On November 20, Mugabe convened a Cabinet meeting that was reportedly attended by only two ministers only among them then Justice minister Happyton Bonyongwe. This effectively signalled the collapse of Mugabe’s government and 24 hours later as Zanu PF lawmaker Monica Mutsvangwa moved a motion for Mugabe’s impeachment seconded by the opposition’s James Maridadi, the then President threw in the towel in a letter to the Speaker of Parliament, Jacob Mudenda.
Khaya Moyo said all was above board and challenged those questioning the process to approach the courts.
“The parties in Parliament could not illegally cause a joint sitting of the National Assembly and Senate to debate something illegal. Those that think they have facts can approach the courts and challenge the process,” Khaya Moyo said.
However, Shumba further questioned Mnangagwa’s return and election to replace Mugabe.
“Mnangagwa had been fired. The question is when did a Zanu PF disciplinary committee sit and overturned the decision to expel him from the party. It raises questions around Chief Justice Luke Malaba’s decision to swear in someone who was not even a member of Zanu PF.
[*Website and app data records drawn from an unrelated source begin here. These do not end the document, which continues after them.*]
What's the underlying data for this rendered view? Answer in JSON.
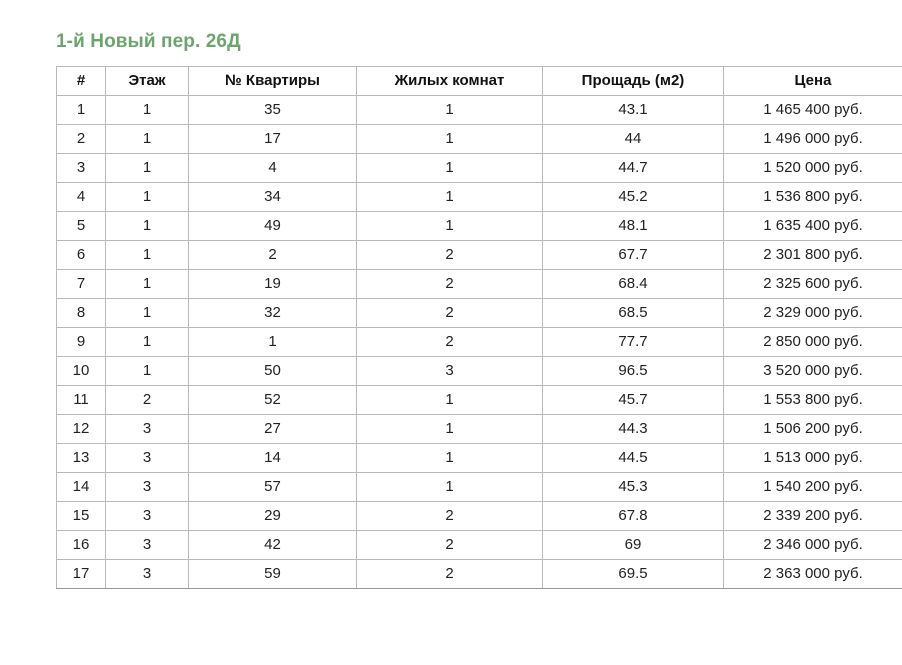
{
  "page": {
    "title": "1-й Новый пер. 26Д",
    "accent_color": "#6aa56b"
  },
  "table": {
    "headers": [
      "#",
      "Этаж",
      "№ Квартиры",
      "Жилых комнат",
      "Прощадь (м2)",
      "Цена"
    ],
    "rows": [
      [
        "1",
        "1",
        "35",
        "1",
        "43.1",
        "1 465 400 руб."
      ],
      [
        "2",
        "1",
        "17",
        "1",
        "44",
        "1 496 000 руб."
      ],
      [
        "3",
        "1",
        "4",
        "1",
        "44.7",
        "1 520 000 руб."
      ],
      [
        "4",
        "1",
        "34",
        "1",
        "45.2",
        "1 536 800 руб."
      ],
      [
        "5",
        "1",
        "49",
        "1",
        "48.1",
        "1 635 400 руб."
      ],
      [
        "6",
        "1",
        "2",
        "2",
        "67.7",
        "2 301 800 руб."
      ],
      [
        "7",
        "1",
        "19",
        "2",
        "68.4",
        "2 325 600 руб."
      ],
      [
        "8",
        "1",
        "32",
        "2",
        "68.5",
        "2 329 000 руб."
      ],
      [
        "9",
        "1",
        "1",
        "2",
        "77.7",
        "2 850 000 руб."
      ],
      [
        "10",
        "1",
        "50",
        "3",
        "96.5",
        "3 520 000 руб."
      ],
      [
        "11",
        "2",
        "52",
        "1",
        "45.7",
        "1 553 800 руб."
      ],
      [
        "12",
        "3",
        "27",
        "1",
        "44.3",
        "1 506 200 руб."
      ],
      [
        "13",
        "3",
        "14",
        "1",
        "44.5",
        "1 513 000 руб."
      ],
      [
        "14",
        "3",
        "57",
        "1",
        "45.3",
        "1 540 200 руб."
      ],
      [
        "15",
        "3",
        "29",
        "2",
        "67.8",
        "2 339 200 руб."
      ],
      [
        "16",
        "3",
        "42",
        "2",
        "69",
        "2 346 000 руб."
      ],
      [
        "17",
        "3",
        "59",
        "2",
        "69.5",
        "2 363 000 руб."
      ]
    ]
  }
}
“There was no properly chosen name before Mudenda meant to replace Mugabe as President,” Shumba argued.
Mugabe for his part immediately made a volte-face claiming he had been forced into resignation by the army in a complaint to African Union Commission chief Moussa Faki.
On the eve of general elections in July Mugabe called for a Press briefing and announced he was backing opposition presidential candidate Nelson Chamisa declaring “I will not vote for those responsible for my situation”.
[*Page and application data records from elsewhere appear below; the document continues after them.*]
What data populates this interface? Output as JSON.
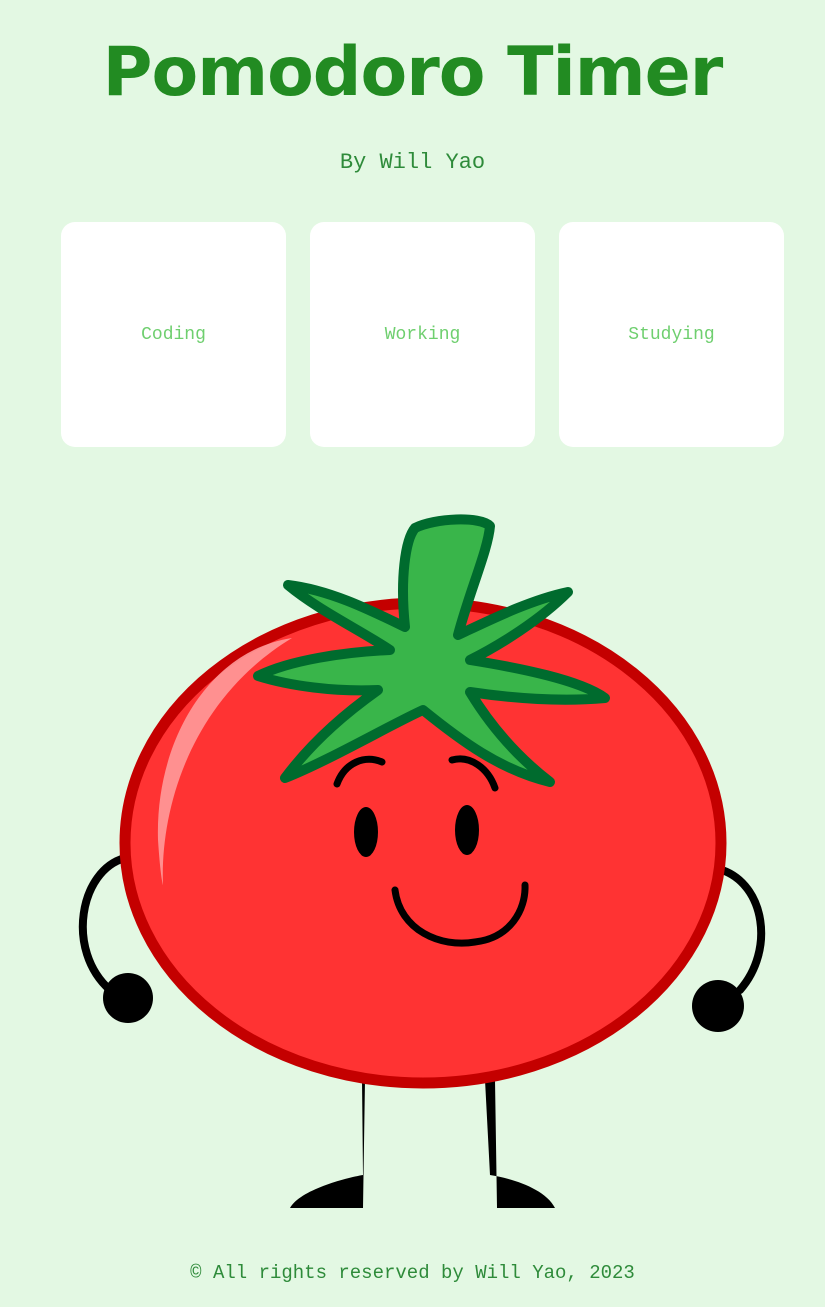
{
  "header": {
    "title": "Pomodoro Timer",
    "byline": "By Will Yao"
  },
  "modes": [
    {
      "label": "Coding"
    },
    {
      "label": "Working"
    },
    {
      "label": "Studying"
    }
  ],
  "mascot": {
    "icon": "tomato-mascot-icon"
  },
  "footer": {
    "text": "© All rights reserved by Will Yao, 2023"
  },
  "colors": {
    "background": "#e3f8e3",
    "title": "#228b22",
    "card_bg": "#ffffff",
    "card_text": "#6fcf6f",
    "tomato_red": "#ff3333",
    "tomato_outline": "#c40000",
    "leaf_green": "#39b54a",
    "leaf_outline": "#006b2e"
  }
}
But after Mnangagwa was declared winner and the Constitutional Court had confirmed the poll result as legitimate, Mugabe like the political grandmaster he is, changed tact and announced he was happy the new leadership had come out of a democratic electoral process despite howls of disapproval from Chamisa.
Exactly a year after his removal Mugabe continues to divide opinion across the country’s political divide with Mnangagwa’s administration basically being judged against his predecessor’s record.
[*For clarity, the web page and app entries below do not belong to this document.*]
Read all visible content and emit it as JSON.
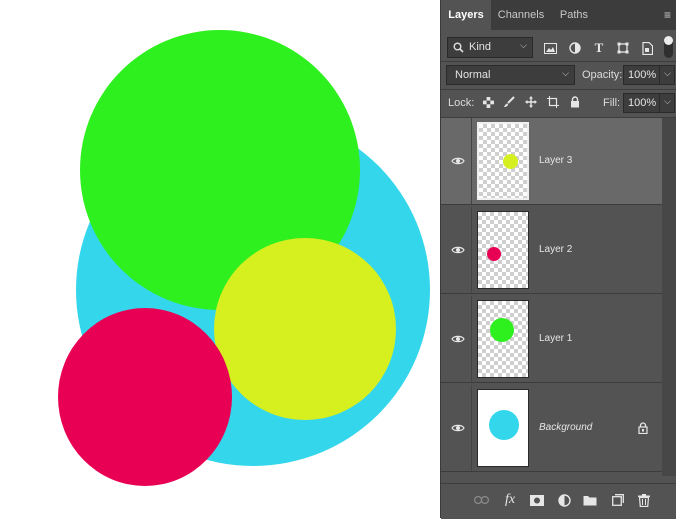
{
  "canvas": {
    "circles": [
      {
        "name": "cyan-circle",
        "color": "#34d6ec"
      },
      {
        "name": "green-circle",
        "color": "#2ef01f"
      },
      {
        "name": "yellow-circle",
        "color": "#d6ef1f"
      },
      {
        "name": "red-circle",
        "color": "#e80054"
      }
    ]
  },
  "panel": {
    "tabs": [
      {
        "label": "Layers",
        "active": true
      },
      {
        "label": "Channels",
        "active": false
      },
      {
        "label": "Paths",
        "active": false
      }
    ],
    "filter": {
      "value": "Kind",
      "icon": "search-icon"
    },
    "blend_mode": {
      "value": "Normal"
    },
    "opacity": {
      "label": "Opacity:",
      "value": "100%"
    },
    "lock": {
      "label": "Lock:"
    },
    "fill": {
      "label": "Fill:",
      "value": "100%"
    },
    "layers": [
      {
        "name": "Layer 3",
        "selected": true,
        "thumb_color": "#d6ef1f",
        "visible": true
      },
      {
        "name": "Layer 2",
        "selected": false,
        "thumb_color": "#e80054",
        "visible": true
      },
      {
        "name": "Layer 1",
        "selected": false,
        "thumb_color": "#2ef01f",
        "visible": true
      },
      {
        "name": "Background",
        "selected": false,
        "thumb_color": "#34d6ec",
        "visible": true,
        "locked": true
      }
    ],
    "footer_icons": [
      "link-icon",
      "fx-icon",
      "mask-icon",
      "adjustment-icon",
      "folder-icon",
      "new-layer-icon",
      "trash-icon"
    ],
    "footer_fx_label": "fx"
  }
}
The Zimbabwe Human Rights Commission (ZHRC) said there has been an improvement as regards political freedoms, but socio-economic rights remain a big issues yearning for attention.
“As far as the political terrain is concerned, we believe there has been a marked improvement if the environment that characterised the July election is anything to go by. You will remember that under the old administration there was a time when everyone almost lost their rights, including the right to freedom of speech.
“The new administration has generally allowed citizens to go about their business except for the August 1 incident in which six people lost their lives, Zimbabwe has seen an improvement,” chairperson Elasto Mugwadi said.
Mugwadi, however, said citizens have been groaning under the weight of deteriorating socio-economic environment.
“We cannot say there has been a regression, but the situation needs attention. The outbreak of cholera in the middle of the dry season is unheard of and our local authorities have failed, so there is need for attention to make sure citizens enjoy their rights in this regard,” the ZHRC boss said.
But Zimbabwe Human Rights Association (ZimRights) director Okay Machisa said the situation has deteriorated.
“I don’t think there has been any improvement. There has been a number of abuses we did not expect from the new administration epitomised by the August 1 shootings of ordinary citizens. There is nothing to celebrate.
“Zimbabweans have not enjoyed the socio-economic and political rights we are guaranteed by the Constitution. We still see partisan distribution of food. There seem to be much talk and little action around the economy but nothing tangible for Zimbabweans to enjoy,” Machisa said.